Economic understanding leads to the conclusion that we can all be better off, enjoying a higher standard of living. By this talent exchange, everyone playing his or her role, the economic “pie” gets bigger and everyone benefits.
Another way to get rich is to fool people into thinking that a product or service will make their lives better, selling them something of little or no value for a price that is justified only by the hype. This is widespread, but is particularly common in the areas of health and diet. It is also not new. Medicine men and snake oil salesmen date back centuries.
When we patronize these businesses, we are parting with money that could be used for a real benefit and getting nothing of value in return. How can the standard of living improve when people are spending on lies and false hope? Somebody is getting rich, but they are not doing it by making lives better. Their talent is persuasion, and they employ all the tricks.
I am reminded of this when I see articles represented by this series of headlines from a newsletter called Consumer Health Digest, which is published weekly to warn of medical frauds and to expose some of the wrongdoers. Here is just a sample:
- “Former holistic nutritionist confesses" that what she had learned in school and practiced for many years was based on “limited education” and a “lack of respect and understanding for real science.”
- “QLaser marketers sentenced” to 12 years in prison for selling “medical devices with false and misleading labeling in order to defraud consumers,” in one case to the tune of at least $16,669,015.
- “Funeral homes failing to disclose pricing information” – some do not offer the information as required by the FTC intended to keep them from taking advantage of grieving families.
- “Beautician sentenced for illegal buttocks enhancement injections” to 24 months in jail for “receiving and delivering an adulterated and misbranded medical device” while charging thousands of dollars per treatment.
- “Studies Show that Liberation Therapy for Multiple Sclerosis Doesn't Work.”
- “Discredited, alarmist HPV vaccine study retracted” – A journal retracted an article incorrectly blaming the vaccine for side effects such headaches, fatigue, and poor concentration based on a few anecdotal reports.

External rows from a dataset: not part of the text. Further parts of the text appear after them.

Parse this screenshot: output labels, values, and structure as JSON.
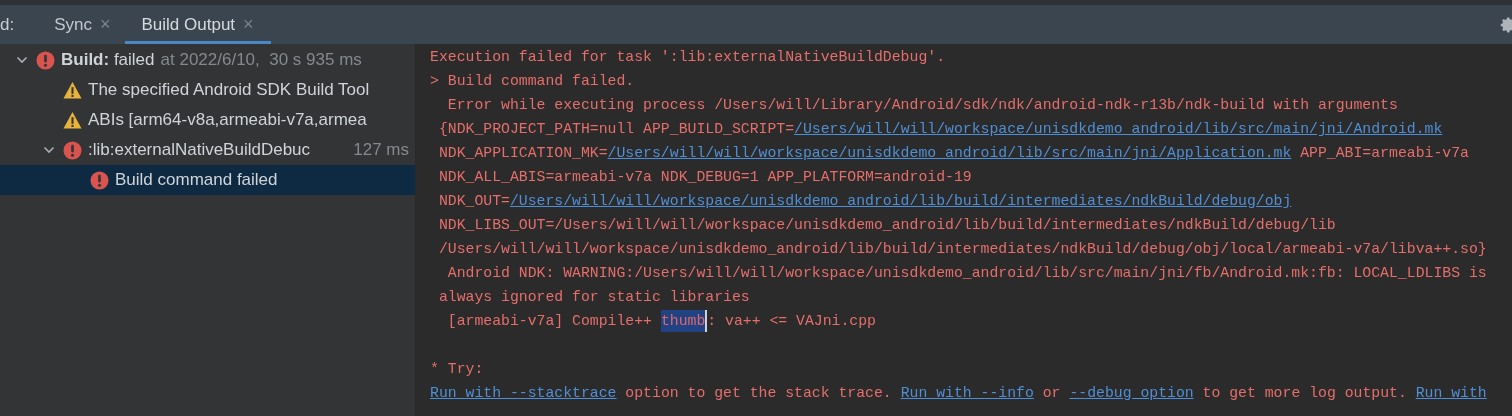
{
  "tab_bar": {
    "prefix": "d:",
    "tabs": [
      {
        "label": "Sync",
        "close": "×",
        "selected": false
      },
      {
        "label": "Build Output",
        "close": "×",
        "selected": true
      }
    ]
  },
  "tree": [
    {
      "kind": "error",
      "label": "**Build:** failed",
      "detail": "at 2022/6/10,  30 s 935 ms",
      "expanded": true,
      "selected": false,
      "children": [
        {
          "kind": "warning",
          "label": "The specified Android SDK Build Tool",
          "selected": false
        },
        {
          "kind": "warning",
          "label": "ABIs [arm64-v8a,armeabi-v7a,armea",
          "selected": false
        },
        {
          "kind": "error",
          "label": ":lib:externalNativeBuildDebuc",
          "time": "127 ms",
          "expanded": true,
          "selected": false,
          "children": [
            {
              "kind": "error",
              "label": "Build command failed",
              "selected": true
            }
          ]
        }
      ]
    }
  ],
  "output": [
    [
      {
        "kind": "text",
        "text": "Execution failed for task ':lib:externalNativeBuildDebug'."
      }
    ],
    [
      {
        "kind": "text",
        "text": "> Build command failed."
      }
    ],
    [
      {
        "kind": "text",
        "text": "  Error while executing process /Users/will/Library/Android/sdk/ndk/android-ndk-r13b/ndk-build with arguments"
      }
    ],
    [
      {
        "kind": "text",
        "text": " {NDK_PROJECT_PATH=null APP_BUILD_SCRIPT="
      },
      {
        "kind": "link",
        "text": "/Users/will/will/workspace/unisdkdemo_android/lib/src/main/jni/Android.mk"
      }
    ],
    [
      {
        "kind": "text",
        "text": " NDK_APPLICATION_MK="
      },
      {
        "kind": "link",
        "text": "/Users/will/will/workspace/unisdkdemo_android/lib/src/main/jni/Application.mk"
      },
      {
        "kind": "text",
        "text": " APP_ABI=armeabi-v7a"
      }
    ],
    [
      {
        "kind": "text",
        "text": " NDK_ALL_ABIS=armeabi-v7a NDK_DEBUG=1 APP_PLATFORM=android-19"
      }
    ],
    [
      {
        "kind": "text",
        "text": " NDK_OUT="
      },
      {
        "kind": "link",
        "text": "/Users/will/will/workspace/unisdkdemo_android/lib/build/intermediates/ndkBuild/debug/obj"
      }
    ],
    [
      {
        "kind": "text",
        "text": " NDK_LIBS_OUT=/Users/will/will/workspace/unisdkdemo_android/lib/build/intermediates/ndkBuild/debug/lib"
      }
    ],
    [
      {
        "kind": "text",
        "text": " /Users/will/will/workspace/unisdkdemo_android/lib/build/intermediates/ndkBuild/debug/obj/local/armeabi-v7a/libva++.so}"
      }
    ],
    [
      {
        "kind": "text",
        "text": "  Android NDK: WARNING:/Users/will/will/workspace/unisdkdemo_android/lib/src/main/jni/fb/Android.mk:fb: LOCAL_LDLIBS is"
      }
    ],
    [
      {
        "kind": "text",
        "text": " always ignored for static libraries"
      }
    ],
    [
      {
        "kind": "text",
        "text": "  [armeabi-v7a] Compile++ "
      },
      {
        "kind": "selected",
        "text": "thumb"
      },
      {
        "kind": "text",
        "text": ": va++ <= VAJni.cpp"
      }
    ],
    {
      "gap_before": true,
      "segments": [
        {
          "kind": "text",
          "text": "* Try:"
        }
      ]
    },
    [
      {
        "kind": "link",
        "text": "Run with --stacktrace"
      },
      {
        "kind": "text",
        "text": " option to get the stack trace. "
      },
      {
        "kind": "link",
        "text": "Run with --info"
      },
      {
        "kind": "text",
        "text": " or "
      },
      {
        "kind": "link",
        "text": "--debug option"
      },
      {
        "kind": "text",
        "text": " to get more log output. "
      },
      {
        "kind": "link",
        "text": "Run with"
      }
    ]
  ]
}
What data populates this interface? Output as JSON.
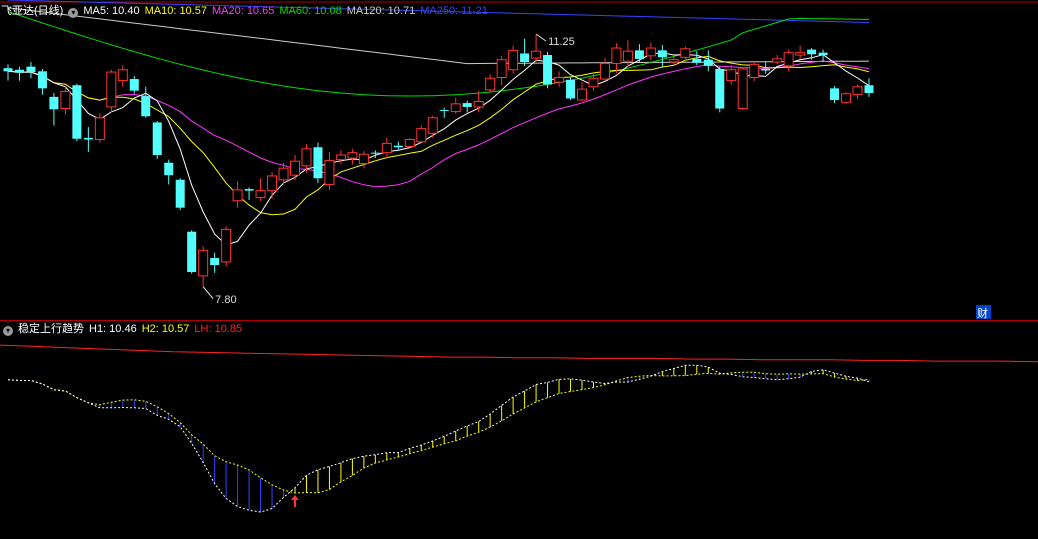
{
  "main_panel": {
    "stock_title": "飞亚达(日线)",
    "indicators": [
      {
        "label": "MA5: 10.40",
        "color": "#ffffff"
      },
      {
        "label": "MA10: 10.57",
        "color": "#ffff00"
      },
      {
        "label": "MA20: 10.65",
        "color": "#ff33ff"
      },
      {
        "label": "MA60: 10.08",
        "color": "#00dd00"
      },
      {
        "label": "MA120: 10.71",
        "color": "#cccccc"
      },
      {
        "label": "MA250: 11.21",
        "color": "#3344ff"
      }
    ],
    "annotations": {
      "high": "11.25",
      "low": "7.80",
      "badge": "财"
    }
  },
  "sub_panel": {
    "title": "稳定上行趋势",
    "indicators": [
      {
        "label": "H1: 10.46",
        "color": "#ffffff"
      },
      {
        "label": "H2: 10.57",
        "color": "#ffff00"
      },
      {
        "label": "LH: 10.85",
        "color": "#ff2222"
      }
    ]
  },
  "colors": {
    "up": "#ff3333",
    "down": "#54ffff",
    "border": "#b00000"
  },
  "chart_data": [
    {
      "type": "candlestick",
      "title": "飞亚达(日线)",
      "ylim": [
        7.5,
        11.5
      ],
      "high_label": 11.25,
      "low_label": 7.8,
      "series": [
        {
          "name": "K",
          "values": [
            {
              "o": 10.62,
              "c": 10.58,
              "h": 10.67,
              "l": 10.46
            },
            {
              "o": 10.6,
              "c": 10.56,
              "h": 10.64,
              "l": 10.46
            },
            {
              "o": 10.64,
              "c": 10.57,
              "h": 10.7,
              "l": 10.49
            },
            {
              "o": 10.58,
              "c": 10.36,
              "h": 10.61,
              "l": 10.28
            },
            {
              "o": 10.25,
              "c": 10.09,
              "h": 10.3,
              "l": 9.88
            },
            {
              "o": 10.1,
              "c": 10.32,
              "h": 10.38,
              "l": 10.02
            },
            {
              "o": 10.4,
              "c": 9.71,
              "h": 10.42,
              "l": 9.68
            },
            {
              "o": 9.72,
              "c": 9.7,
              "h": 9.86,
              "l": 9.54
            },
            {
              "o": 9.7,
              "c": 9.98,
              "h": 10.04,
              "l": 9.66
            },
            {
              "o": 10.12,
              "c": 10.57,
              "h": 10.6,
              "l": 10.05
            },
            {
              "o": 10.46,
              "c": 10.6,
              "h": 10.66,
              "l": 10.38
            },
            {
              "o": 10.48,
              "c": 10.33,
              "h": 10.52,
              "l": 10.29
            },
            {
              "o": 10.26,
              "c": 10.0,
              "h": 10.38,
              "l": 9.98
            },
            {
              "o": 9.92,
              "c": 9.5,
              "h": 9.94,
              "l": 9.45
            },
            {
              "o": 9.4,
              "c": 9.24,
              "h": 9.44,
              "l": 9.12
            },
            {
              "o": 9.18,
              "c": 8.82,
              "h": 9.2,
              "l": 8.79
            },
            {
              "o": 8.51,
              "c": 7.99,
              "h": 8.53,
              "l": 7.97
            },
            {
              "o": 7.94,
              "c": 8.27,
              "h": 8.32,
              "l": 7.8
            },
            {
              "o": 8.17,
              "c": 8.08,
              "h": 8.24,
              "l": 7.98
            },
            {
              "o": 8.12,
              "c": 8.54,
              "h": 8.58,
              "l": 8.06
            },
            {
              "o": 8.91,
              "c": 9.05,
              "h": 9.16,
              "l": 8.82
            },
            {
              "o": 9.06,
              "c": 9.04,
              "h": 9.08,
              "l": 8.92
            },
            {
              "o": 8.95,
              "c": 9.04,
              "h": 9.2,
              "l": 8.91
            },
            {
              "o": 9.04,
              "c": 9.23,
              "h": 9.28,
              "l": 8.94
            },
            {
              "o": 9.18,
              "c": 9.33,
              "h": 9.4,
              "l": 9.12
            },
            {
              "o": 9.24,
              "c": 9.42,
              "h": 9.5,
              "l": 9.18
            },
            {
              "o": 9.36,
              "c": 9.58,
              "h": 9.64,
              "l": 9.27
            },
            {
              "o": 9.6,
              "c": 9.2,
              "h": 9.66,
              "l": 9.14
            },
            {
              "o": 9.12,
              "c": 9.43,
              "h": 9.54,
              "l": 9.05
            },
            {
              "o": 9.44,
              "c": 9.5,
              "h": 9.56,
              "l": 9.38
            },
            {
              "o": 9.46,
              "c": 9.53,
              "h": 9.58,
              "l": 9.38
            },
            {
              "o": 9.39,
              "c": 9.51,
              "h": 9.55,
              "l": 9.33
            },
            {
              "o": 9.53,
              "c": 9.52,
              "h": 9.56,
              "l": 9.46
            },
            {
              "o": 9.53,
              "c": 9.65,
              "h": 9.72,
              "l": 9.46
            },
            {
              "o": 9.62,
              "c": 9.6,
              "h": 9.67,
              "l": 9.56
            },
            {
              "o": 9.61,
              "c": 9.7,
              "h": 9.72,
              "l": 9.6
            },
            {
              "o": 9.67,
              "c": 9.84,
              "h": 9.88,
              "l": 9.66
            },
            {
              "o": 9.78,
              "c": 9.98,
              "h": 10.01,
              "l": 9.72
            },
            {
              "o": 10.08,
              "c": 10.07,
              "h": 10.11,
              "l": 9.98
            },
            {
              "o": 10.06,
              "c": 10.16,
              "h": 10.24,
              "l": 10.03
            },
            {
              "o": 10.17,
              "c": 10.12,
              "h": 10.2,
              "l": 10.05
            },
            {
              "o": 10.12,
              "c": 10.19,
              "h": 10.33,
              "l": 10.05
            },
            {
              "o": 10.34,
              "c": 10.49,
              "h": 10.54,
              "l": 10.32
            },
            {
              "o": 10.5,
              "c": 10.73,
              "h": 10.78,
              "l": 10.4
            },
            {
              "o": 10.6,
              "c": 10.85,
              "h": 10.91,
              "l": 10.55
            },
            {
              "o": 10.81,
              "c": 10.7,
              "h": 11.0,
              "l": 10.65
            },
            {
              "o": 10.75,
              "c": 10.84,
              "h": 11.06,
              "l": 10.7
            },
            {
              "o": 10.79,
              "c": 10.41,
              "h": 10.83,
              "l": 10.36
            },
            {
              "o": 10.44,
              "c": 10.5,
              "h": 10.58,
              "l": 10.38
            },
            {
              "o": 10.47,
              "c": 10.23,
              "h": 10.5,
              "l": 10.21
            },
            {
              "o": 10.21,
              "c": 10.35,
              "h": 10.44,
              "l": 10.2
            },
            {
              "o": 10.38,
              "c": 10.49,
              "h": 10.56,
              "l": 10.33
            },
            {
              "o": 10.48,
              "c": 10.68,
              "h": 10.75,
              "l": 10.46
            },
            {
              "o": 10.68,
              "c": 10.88,
              "h": 10.94,
              "l": 10.56
            },
            {
              "o": 10.71,
              "c": 10.84,
              "h": 10.98,
              "l": 10.64
            },
            {
              "o": 10.85,
              "c": 10.74,
              "h": 10.93,
              "l": 10.7
            },
            {
              "o": 10.78,
              "c": 10.88,
              "h": 10.95,
              "l": 10.72
            },
            {
              "o": 10.85,
              "c": 10.76,
              "h": 10.92,
              "l": 10.64
            },
            {
              "o": 10.7,
              "c": 10.73,
              "h": 10.78,
              "l": 10.66
            },
            {
              "o": 10.76,
              "c": 10.87,
              "h": 10.9,
              "l": 10.7
            },
            {
              "o": 10.74,
              "c": 10.69,
              "h": 10.84,
              "l": 10.66
            },
            {
              "o": 10.73,
              "c": 10.65,
              "h": 10.85,
              "l": 10.58
            },
            {
              "o": 10.61,
              "c": 10.1,
              "h": 10.64,
              "l": 10.05
            },
            {
              "o": 10.46,
              "c": 10.6,
              "h": 10.66,
              "l": 10.41
            },
            {
              "o": 10.1,
              "c": 10.61,
              "h": 10.63,
              "l": 10.08
            },
            {
              "o": 10.5,
              "c": 10.67,
              "h": 10.71,
              "l": 10.45
            },
            {
              "o": 10.61,
              "c": 10.59,
              "h": 10.7,
              "l": 10.55
            },
            {
              "o": 10.7,
              "c": 10.74,
              "h": 10.79,
              "l": 10.67
            },
            {
              "o": 10.65,
              "c": 10.82,
              "h": 10.86,
              "l": 10.58
            },
            {
              "o": 10.79,
              "c": 10.82,
              "h": 10.91,
              "l": 10.74
            },
            {
              "o": 10.86,
              "c": 10.8,
              "h": 10.88,
              "l": 10.73
            },
            {
              "o": 10.82,
              "c": 10.79,
              "h": 10.86,
              "l": 10.7
            },
            {
              "o": 10.36,
              "c": 10.21,
              "h": 10.39,
              "l": 10.17
            },
            {
              "o": 10.18,
              "c": 10.29,
              "h": 10.31,
              "l": 10.16
            },
            {
              "o": 10.28,
              "c": 10.38,
              "h": 10.41,
              "l": 10.22
            },
            {
              "o": 10.4,
              "c": 10.3,
              "h": 10.49,
              "l": 10.25
            }
          ]
        },
        {
          "name": "MA5",
          "color": "#ffffff"
        },
        {
          "name": "MA10",
          "color": "#ffff00"
        },
        {
          "name": "MA20",
          "color": "#ff33ff"
        },
        {
          "name": "MA60",
          "color": "#00dd00"
        },
        {
          "name": "MA120",
          "color": "#cccccc"
        },
        {
          "name": "MA250",
          "color": "#3344ff"
        }
      ]
    },
    {
      "type": "line",
      "title": "稳定上行趋势",
      "ylim": [
        8.2,
        11.4
      ],
      "series": [
        {
          "name": "H1",
          "color": "#ffffff"
        },
        {
          "name": "H2",
          "color": "#ffff00"
        },
        {
          "name": "LH",
          "color": "#ff2222",
          "values": [
            11.1,
            11.08,
            11.06,
            11.04,
            11.02,
            11.0,
            10.99,
            10.98,
            10.97,
            10.96,
            10.95,
            10.94,
            10.93,
            10.92,
            10.92,
            10.91,
            10.91,
            10.9,
            10.9,
            10.9,
            10.89,
            10.89,
            10.88,
            10.88,
            10.88,
            10.87,
            10.87,
            10.86,
            10.86,
            10.86,
            10.85
          ]
        }
      ]
    }
  ]
}
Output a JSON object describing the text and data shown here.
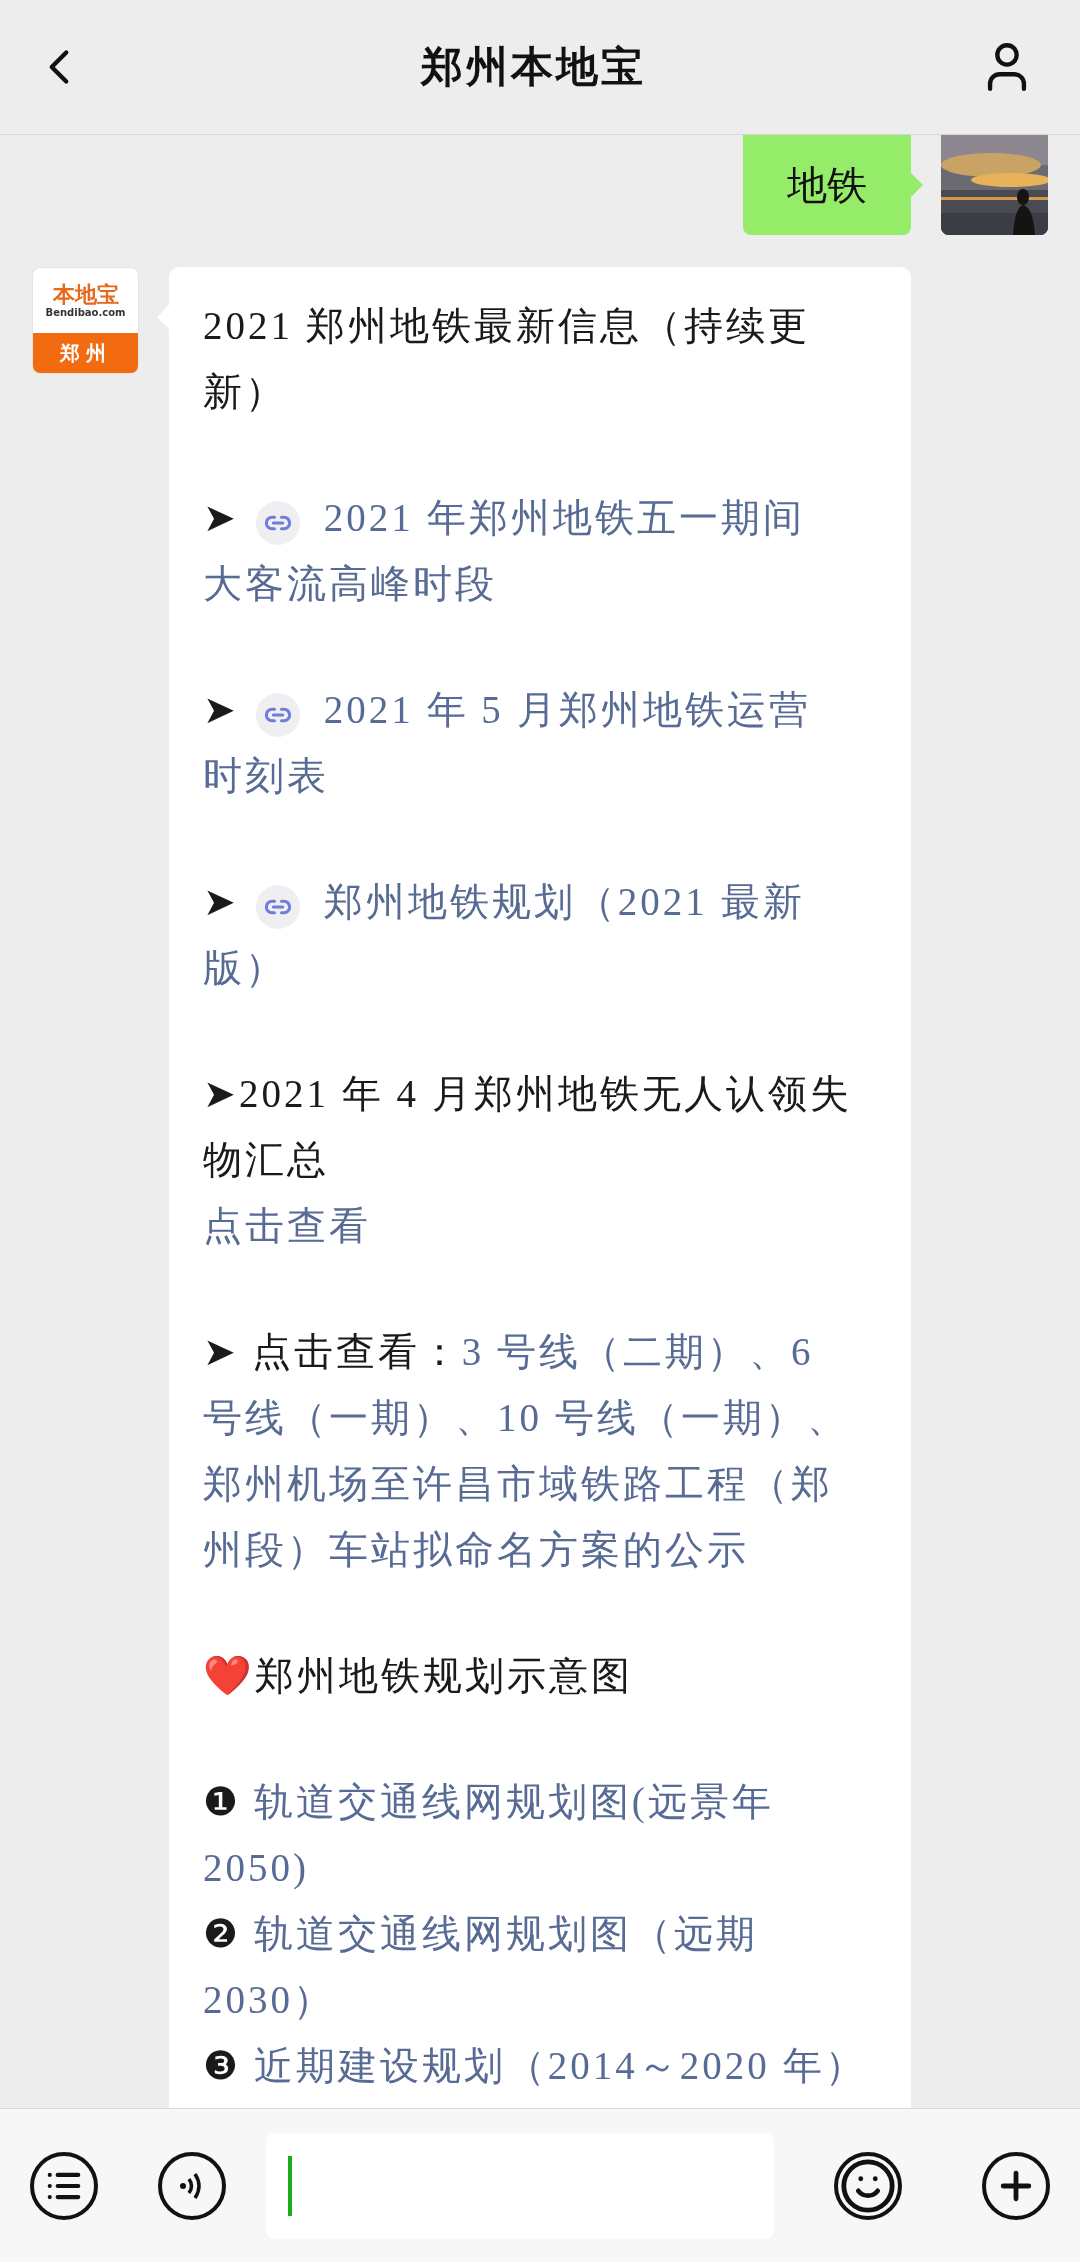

This is just a sample from 3 weeks of newsletters, but should serve as a reminder of the importance of critical thinking in the area of healthy living and medicine. There are people out there, just as there have always been, more than willing to take your money based on false promises and magical answers. As technology moves forward we get more real cures and procedures that seem miraculous, but that opens the door for even more sophisticated charlatans ready to take advantage of the desperate, the lazy, the unscientific and those who put their faith in unproven methods. We can’t and shouldn’t expect the FDA or the FTC or some consumer protection organization to have our backs in every case. Sometimes critical thinking is nothing more than looking out for yourself.